Brief:
Wherever the string "Heavy" shows up in the data below, copy the whole line.

Start of Data supplied

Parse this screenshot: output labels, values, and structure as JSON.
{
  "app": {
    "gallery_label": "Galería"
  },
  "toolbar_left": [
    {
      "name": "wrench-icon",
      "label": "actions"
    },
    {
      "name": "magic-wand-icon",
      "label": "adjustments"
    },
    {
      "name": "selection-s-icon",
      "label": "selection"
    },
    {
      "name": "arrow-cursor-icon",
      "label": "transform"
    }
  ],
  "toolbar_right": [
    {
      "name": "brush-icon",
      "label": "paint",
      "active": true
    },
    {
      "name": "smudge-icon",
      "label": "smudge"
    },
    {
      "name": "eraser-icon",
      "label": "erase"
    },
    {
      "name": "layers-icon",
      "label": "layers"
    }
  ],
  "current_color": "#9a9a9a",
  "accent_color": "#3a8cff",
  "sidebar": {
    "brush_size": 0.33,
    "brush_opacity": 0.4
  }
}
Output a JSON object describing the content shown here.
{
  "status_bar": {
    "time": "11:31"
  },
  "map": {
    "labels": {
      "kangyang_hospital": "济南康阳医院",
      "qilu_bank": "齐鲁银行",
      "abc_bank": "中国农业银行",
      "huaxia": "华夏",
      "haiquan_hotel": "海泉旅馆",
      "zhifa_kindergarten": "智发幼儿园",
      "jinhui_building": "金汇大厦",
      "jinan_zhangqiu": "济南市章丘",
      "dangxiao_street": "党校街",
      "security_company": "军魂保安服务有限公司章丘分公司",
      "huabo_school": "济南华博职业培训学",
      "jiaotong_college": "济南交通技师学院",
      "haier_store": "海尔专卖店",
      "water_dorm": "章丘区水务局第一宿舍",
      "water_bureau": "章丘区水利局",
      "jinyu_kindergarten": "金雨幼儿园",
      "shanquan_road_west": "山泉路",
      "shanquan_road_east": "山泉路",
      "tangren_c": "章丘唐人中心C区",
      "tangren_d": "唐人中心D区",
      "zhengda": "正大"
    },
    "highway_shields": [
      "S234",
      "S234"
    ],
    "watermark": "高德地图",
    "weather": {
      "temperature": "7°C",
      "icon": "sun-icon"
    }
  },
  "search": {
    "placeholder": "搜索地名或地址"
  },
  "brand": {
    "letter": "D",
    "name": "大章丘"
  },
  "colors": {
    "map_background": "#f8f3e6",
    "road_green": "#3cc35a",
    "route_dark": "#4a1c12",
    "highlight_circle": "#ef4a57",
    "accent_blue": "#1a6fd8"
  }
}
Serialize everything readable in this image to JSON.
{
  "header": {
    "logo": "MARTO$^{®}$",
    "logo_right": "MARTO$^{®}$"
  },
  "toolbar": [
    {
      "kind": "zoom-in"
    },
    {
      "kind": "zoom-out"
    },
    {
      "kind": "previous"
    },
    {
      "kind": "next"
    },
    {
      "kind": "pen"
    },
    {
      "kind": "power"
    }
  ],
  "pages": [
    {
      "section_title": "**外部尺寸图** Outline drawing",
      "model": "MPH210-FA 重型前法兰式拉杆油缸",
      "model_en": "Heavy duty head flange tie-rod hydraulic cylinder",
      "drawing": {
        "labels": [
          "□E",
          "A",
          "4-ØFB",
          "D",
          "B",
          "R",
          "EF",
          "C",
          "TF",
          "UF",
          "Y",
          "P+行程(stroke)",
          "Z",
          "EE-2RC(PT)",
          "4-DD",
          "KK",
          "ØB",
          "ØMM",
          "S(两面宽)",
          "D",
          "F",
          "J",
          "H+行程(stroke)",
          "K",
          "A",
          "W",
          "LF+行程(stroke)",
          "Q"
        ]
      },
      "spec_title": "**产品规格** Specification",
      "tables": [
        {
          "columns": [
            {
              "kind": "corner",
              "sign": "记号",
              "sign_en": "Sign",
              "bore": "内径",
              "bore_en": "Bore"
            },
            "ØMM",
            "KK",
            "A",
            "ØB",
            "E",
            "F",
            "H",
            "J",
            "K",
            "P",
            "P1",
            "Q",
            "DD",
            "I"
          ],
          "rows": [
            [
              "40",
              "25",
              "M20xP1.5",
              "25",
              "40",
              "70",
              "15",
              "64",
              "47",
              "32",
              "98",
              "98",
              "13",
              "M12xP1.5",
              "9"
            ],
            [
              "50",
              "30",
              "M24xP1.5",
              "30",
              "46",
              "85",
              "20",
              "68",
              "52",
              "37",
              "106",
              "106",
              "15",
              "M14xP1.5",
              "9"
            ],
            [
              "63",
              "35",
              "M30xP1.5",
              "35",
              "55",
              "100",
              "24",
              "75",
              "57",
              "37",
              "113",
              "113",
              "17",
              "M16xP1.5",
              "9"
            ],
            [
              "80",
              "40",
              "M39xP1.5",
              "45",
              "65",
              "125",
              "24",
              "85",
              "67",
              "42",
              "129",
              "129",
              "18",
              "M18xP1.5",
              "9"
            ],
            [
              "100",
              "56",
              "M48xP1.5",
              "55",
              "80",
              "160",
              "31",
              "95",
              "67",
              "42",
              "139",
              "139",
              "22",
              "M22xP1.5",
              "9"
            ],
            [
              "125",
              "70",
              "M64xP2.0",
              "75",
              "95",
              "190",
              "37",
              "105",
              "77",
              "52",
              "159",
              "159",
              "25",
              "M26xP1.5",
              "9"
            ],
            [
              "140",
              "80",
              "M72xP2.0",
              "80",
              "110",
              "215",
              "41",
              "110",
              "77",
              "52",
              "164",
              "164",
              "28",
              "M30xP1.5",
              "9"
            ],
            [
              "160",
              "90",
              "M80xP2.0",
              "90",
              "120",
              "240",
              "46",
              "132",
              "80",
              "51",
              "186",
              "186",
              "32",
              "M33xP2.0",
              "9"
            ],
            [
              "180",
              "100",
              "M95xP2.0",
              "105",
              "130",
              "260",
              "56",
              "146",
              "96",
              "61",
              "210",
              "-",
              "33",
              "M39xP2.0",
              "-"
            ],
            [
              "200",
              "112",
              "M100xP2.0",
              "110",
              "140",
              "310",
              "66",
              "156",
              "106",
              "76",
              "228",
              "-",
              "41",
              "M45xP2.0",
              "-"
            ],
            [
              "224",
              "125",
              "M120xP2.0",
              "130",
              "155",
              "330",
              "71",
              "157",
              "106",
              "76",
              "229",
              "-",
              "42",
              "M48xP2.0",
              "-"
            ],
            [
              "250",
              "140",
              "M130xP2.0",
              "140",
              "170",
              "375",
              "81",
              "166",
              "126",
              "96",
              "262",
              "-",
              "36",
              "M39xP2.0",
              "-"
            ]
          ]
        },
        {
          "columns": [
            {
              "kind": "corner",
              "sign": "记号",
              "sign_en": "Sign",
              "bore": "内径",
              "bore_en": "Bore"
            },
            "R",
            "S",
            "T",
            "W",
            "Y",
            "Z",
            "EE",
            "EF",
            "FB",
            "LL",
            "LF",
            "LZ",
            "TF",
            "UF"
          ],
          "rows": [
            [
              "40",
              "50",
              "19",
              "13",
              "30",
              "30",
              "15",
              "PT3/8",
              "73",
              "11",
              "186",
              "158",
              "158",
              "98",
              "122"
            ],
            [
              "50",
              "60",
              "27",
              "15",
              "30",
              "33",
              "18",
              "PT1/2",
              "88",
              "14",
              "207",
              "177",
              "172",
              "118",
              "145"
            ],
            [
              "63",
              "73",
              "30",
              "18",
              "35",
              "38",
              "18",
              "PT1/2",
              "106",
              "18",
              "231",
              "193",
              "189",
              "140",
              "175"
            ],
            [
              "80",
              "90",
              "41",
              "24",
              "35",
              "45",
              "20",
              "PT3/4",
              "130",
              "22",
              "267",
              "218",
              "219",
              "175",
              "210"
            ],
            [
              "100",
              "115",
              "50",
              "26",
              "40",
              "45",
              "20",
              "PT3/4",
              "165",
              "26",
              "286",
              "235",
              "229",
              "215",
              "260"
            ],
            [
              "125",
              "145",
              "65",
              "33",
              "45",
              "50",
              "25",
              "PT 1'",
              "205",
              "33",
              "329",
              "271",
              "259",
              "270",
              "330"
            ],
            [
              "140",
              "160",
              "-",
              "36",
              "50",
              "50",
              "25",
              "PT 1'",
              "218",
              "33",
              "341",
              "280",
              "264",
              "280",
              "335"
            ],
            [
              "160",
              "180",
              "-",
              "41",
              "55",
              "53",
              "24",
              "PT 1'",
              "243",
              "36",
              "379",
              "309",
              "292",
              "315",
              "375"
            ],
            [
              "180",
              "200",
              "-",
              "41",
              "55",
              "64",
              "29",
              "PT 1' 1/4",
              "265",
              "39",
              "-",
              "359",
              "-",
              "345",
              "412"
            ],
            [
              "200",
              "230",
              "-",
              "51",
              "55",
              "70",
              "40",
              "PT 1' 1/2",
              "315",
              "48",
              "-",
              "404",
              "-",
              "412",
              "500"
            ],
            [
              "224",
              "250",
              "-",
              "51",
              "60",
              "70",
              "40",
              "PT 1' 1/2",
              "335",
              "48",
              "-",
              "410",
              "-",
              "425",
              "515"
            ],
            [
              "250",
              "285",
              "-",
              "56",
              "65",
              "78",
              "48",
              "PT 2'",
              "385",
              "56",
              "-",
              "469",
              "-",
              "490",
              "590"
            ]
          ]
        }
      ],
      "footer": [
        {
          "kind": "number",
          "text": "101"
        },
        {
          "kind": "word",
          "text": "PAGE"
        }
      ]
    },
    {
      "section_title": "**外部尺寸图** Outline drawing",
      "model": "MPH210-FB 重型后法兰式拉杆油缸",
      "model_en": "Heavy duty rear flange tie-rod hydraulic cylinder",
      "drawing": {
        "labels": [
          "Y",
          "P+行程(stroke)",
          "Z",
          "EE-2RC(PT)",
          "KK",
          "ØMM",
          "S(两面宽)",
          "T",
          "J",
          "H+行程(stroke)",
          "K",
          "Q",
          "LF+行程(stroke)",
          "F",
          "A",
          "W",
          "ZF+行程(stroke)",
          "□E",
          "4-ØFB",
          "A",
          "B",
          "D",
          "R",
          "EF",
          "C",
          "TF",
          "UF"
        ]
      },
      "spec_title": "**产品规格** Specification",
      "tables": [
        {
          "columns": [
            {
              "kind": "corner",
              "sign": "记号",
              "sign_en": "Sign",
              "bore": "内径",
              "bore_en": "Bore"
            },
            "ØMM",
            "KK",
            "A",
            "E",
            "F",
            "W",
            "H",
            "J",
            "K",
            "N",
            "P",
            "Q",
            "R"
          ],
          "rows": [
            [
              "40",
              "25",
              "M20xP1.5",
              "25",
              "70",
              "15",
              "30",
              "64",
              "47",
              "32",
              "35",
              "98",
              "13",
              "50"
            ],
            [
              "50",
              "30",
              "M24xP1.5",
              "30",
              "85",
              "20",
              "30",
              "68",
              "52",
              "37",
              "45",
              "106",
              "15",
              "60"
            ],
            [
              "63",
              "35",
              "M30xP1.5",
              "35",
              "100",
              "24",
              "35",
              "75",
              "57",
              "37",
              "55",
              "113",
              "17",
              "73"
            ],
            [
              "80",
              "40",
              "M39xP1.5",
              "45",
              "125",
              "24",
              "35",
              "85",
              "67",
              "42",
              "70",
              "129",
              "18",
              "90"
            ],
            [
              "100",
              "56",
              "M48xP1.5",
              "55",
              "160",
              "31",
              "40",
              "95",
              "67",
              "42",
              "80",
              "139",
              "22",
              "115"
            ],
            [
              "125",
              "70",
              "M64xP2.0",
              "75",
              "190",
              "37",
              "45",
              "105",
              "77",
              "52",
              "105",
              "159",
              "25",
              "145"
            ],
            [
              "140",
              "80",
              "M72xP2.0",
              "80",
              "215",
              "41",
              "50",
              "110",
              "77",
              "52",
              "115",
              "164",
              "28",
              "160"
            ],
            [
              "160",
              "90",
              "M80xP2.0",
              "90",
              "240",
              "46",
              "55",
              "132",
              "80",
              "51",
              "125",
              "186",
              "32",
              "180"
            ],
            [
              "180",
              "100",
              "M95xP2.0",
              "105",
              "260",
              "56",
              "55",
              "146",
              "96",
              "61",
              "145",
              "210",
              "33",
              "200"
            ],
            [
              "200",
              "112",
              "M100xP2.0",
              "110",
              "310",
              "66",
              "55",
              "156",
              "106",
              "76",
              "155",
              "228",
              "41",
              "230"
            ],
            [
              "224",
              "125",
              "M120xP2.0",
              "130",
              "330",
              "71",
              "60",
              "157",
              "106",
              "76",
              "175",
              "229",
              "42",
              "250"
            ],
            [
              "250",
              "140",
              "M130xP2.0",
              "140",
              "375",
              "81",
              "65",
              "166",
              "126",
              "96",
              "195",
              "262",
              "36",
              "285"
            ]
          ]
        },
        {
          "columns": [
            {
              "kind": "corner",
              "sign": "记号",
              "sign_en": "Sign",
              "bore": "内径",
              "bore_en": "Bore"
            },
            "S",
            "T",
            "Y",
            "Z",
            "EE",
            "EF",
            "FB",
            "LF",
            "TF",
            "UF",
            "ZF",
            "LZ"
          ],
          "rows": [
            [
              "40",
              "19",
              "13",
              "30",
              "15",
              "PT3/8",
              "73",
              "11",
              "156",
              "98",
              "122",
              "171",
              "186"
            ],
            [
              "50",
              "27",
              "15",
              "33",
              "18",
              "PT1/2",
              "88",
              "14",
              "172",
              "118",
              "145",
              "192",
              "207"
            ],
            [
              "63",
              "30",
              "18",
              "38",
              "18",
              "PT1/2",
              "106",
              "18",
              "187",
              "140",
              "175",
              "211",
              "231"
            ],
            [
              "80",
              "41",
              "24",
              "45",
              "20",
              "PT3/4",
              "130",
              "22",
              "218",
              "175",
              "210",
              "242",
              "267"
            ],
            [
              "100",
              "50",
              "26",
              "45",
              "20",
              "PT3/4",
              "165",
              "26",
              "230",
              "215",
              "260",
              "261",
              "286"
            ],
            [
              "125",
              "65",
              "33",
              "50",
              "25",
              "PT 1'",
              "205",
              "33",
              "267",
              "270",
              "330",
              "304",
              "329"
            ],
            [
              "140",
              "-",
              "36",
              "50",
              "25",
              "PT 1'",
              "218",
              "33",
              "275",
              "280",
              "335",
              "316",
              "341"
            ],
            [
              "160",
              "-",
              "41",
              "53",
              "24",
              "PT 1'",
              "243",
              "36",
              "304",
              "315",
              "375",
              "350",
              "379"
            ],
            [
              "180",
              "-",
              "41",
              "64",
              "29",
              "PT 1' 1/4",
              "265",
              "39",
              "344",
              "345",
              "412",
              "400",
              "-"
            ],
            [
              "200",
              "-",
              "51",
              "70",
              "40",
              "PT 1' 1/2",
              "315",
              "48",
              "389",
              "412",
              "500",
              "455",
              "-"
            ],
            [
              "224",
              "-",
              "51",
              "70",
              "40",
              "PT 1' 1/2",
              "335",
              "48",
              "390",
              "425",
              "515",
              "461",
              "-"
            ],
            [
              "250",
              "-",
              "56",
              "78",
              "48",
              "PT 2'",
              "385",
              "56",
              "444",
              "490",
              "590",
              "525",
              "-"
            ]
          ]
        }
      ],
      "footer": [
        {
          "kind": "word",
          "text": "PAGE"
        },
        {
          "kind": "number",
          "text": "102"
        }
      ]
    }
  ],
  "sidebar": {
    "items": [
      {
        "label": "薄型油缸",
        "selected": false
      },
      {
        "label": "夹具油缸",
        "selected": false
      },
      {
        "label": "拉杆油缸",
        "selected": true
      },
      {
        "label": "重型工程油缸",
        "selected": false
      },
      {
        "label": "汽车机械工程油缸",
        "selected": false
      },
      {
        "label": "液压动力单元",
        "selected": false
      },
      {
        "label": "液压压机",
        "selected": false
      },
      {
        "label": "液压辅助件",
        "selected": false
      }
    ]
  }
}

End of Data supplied

Answer for the task:
      "model_en": "Heavy duty head flange tie-rod hydraulic cylinder",
      "model_en": "Heavy duty rear flange tie-rod hydraulic cylinder",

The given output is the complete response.